> [DATA SECTION]
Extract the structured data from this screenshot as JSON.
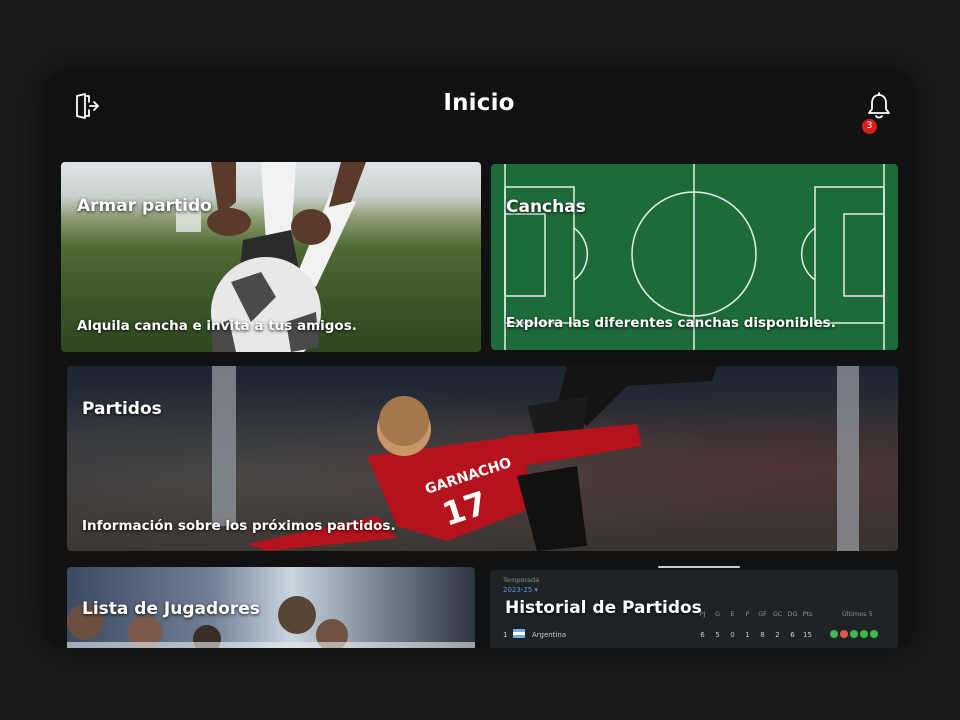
{
  "header": {
    "title": "Inicio",
    "notification_count": "3",
    "logout_icon": "logout-icon",
    "bell_icon": "bell-icon"
  },
  "cards": {
    "armar": {
      "title": "Armar partido",
      "description": "Alquila cancha e invita a tus amigos."
    },
    "canchas": {
      "title": "Canchas",
      "description": "Explora las diferentes canchas disponibles."
    },
    "partidos": {
      "title": "Partidos",
      "description": "Información sobre los próximos partidos.",
      "jersey_name": "GARNACHO",
      "jersey_number": "17"
    },
    "lista": {
      "title": "Lista de Jugadores"
    },
    "historial": {
      "title": "Historial de Partidos",
      "season_label": "Temporada",
      "season_value": "2023-25 ▾",
      "columns": [
        "PJ",
        "G",
        "E",
        "P",
        "GF",
        "GC",
        "DG",
        "Pts"
      ],
      "last_label": "Últimos 5",
      "row": {
        "position": "1",
        "team": "Argentina",
        "stats": [
          "6",
          "5",
          "0",
          "1",
          "8",
          "2",
          "6",
          "15"
        ],
        "last5": [
          "win",
          "loss",
          "win",
          "win",
          "win"
        ]
      }
    }
  },
  "colors": {
    "background": "#1b1b1b",
    "device": "#111111",
    "pitch": "#1e6b3a",
    "badge": "#d91e1e",
    "win": "#3fb950",
    "loss": "#e5534b"
  }
}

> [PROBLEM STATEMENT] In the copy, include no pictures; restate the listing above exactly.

> [ANSWER SPACE]
Extract the structured data from this screenshot as JSON.
{
  "header": {
    "title": "Inicio",
    "notification_count": "3",
    "logout_icon": "logout-icon",
    "bell_icon": "bell-icon"
  },
  "cards": {
    "armar": {
      "title": "Armar partido",
      "description": "Alquila cancha e invita a tus amigos."
    },
    "canchas": {
      "title": "Canchas",
      "description": "Explora las diferentes canchas disponibles."
    },
    "partidos": {
      "title": "Partidos",
      "description": "Información sobre los próximos partidos.",
      "jersey_name": "GARNACHO",
      "jersey_number": "17"
    },
    "lista": {
      "title": "Lista de Jugadores"
    },
    "historial": {
      "title": "Historial de Partidos",
      "season_label": "Temporada",
      "season_value": "2023-25 ▾",
      "columns": [
        "PJ",
        "G",
        "E",
        "P",
        "GF",
        "GC",
        "DG",
        "Pts"
      ],
      "last_label": "Últimos 5",
      "row": {
        "position": "1",
        "team": "Argentina",
        "stats": [
          "6",
          "5",
          "0",
          "1",
          "8",
          "2",
          "6",
          "15"
        ],
        "last5": [
          "win",
          "loss",
          "win",
          "win",
          "win"
        ]
      }
    }
  },
  "colors": {
    "background": "#1b1b1b",
    "device": "#111111",
    "pitch": "#1e6b3a",
    "badge": "#d91e1e",
    "win": "#3fb950",
    "loss": "#e5534b"
  }
}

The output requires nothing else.